Your objective
Scan the following data for lines with "title" and state how many there are, as a number only.

Material provided

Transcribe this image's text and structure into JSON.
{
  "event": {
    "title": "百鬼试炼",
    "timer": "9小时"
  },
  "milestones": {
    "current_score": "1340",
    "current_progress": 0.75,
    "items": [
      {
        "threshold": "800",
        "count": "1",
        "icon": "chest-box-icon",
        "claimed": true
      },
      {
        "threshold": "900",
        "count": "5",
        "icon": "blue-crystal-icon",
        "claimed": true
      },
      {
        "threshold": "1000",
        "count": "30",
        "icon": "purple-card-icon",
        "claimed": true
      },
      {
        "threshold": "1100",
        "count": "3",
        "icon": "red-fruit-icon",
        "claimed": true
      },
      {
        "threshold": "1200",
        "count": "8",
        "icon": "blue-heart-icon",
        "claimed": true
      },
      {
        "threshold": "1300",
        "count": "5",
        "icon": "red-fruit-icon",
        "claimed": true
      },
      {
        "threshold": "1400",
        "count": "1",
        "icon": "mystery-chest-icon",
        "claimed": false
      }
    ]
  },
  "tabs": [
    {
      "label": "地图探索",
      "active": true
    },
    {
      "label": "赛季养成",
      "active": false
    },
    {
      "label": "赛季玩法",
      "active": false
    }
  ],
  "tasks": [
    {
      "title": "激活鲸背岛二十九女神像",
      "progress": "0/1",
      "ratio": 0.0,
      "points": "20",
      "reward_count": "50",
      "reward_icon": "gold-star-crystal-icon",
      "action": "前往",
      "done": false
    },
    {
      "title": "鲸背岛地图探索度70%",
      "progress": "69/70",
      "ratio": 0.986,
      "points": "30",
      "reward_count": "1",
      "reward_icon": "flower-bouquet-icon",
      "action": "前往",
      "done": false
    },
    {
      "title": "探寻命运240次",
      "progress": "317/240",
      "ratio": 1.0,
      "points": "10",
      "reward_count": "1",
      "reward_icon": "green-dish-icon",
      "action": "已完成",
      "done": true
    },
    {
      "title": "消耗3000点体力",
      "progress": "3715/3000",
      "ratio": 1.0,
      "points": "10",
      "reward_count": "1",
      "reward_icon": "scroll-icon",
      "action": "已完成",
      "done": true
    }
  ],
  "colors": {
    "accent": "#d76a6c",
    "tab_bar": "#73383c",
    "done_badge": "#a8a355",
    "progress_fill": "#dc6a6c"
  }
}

Response area
5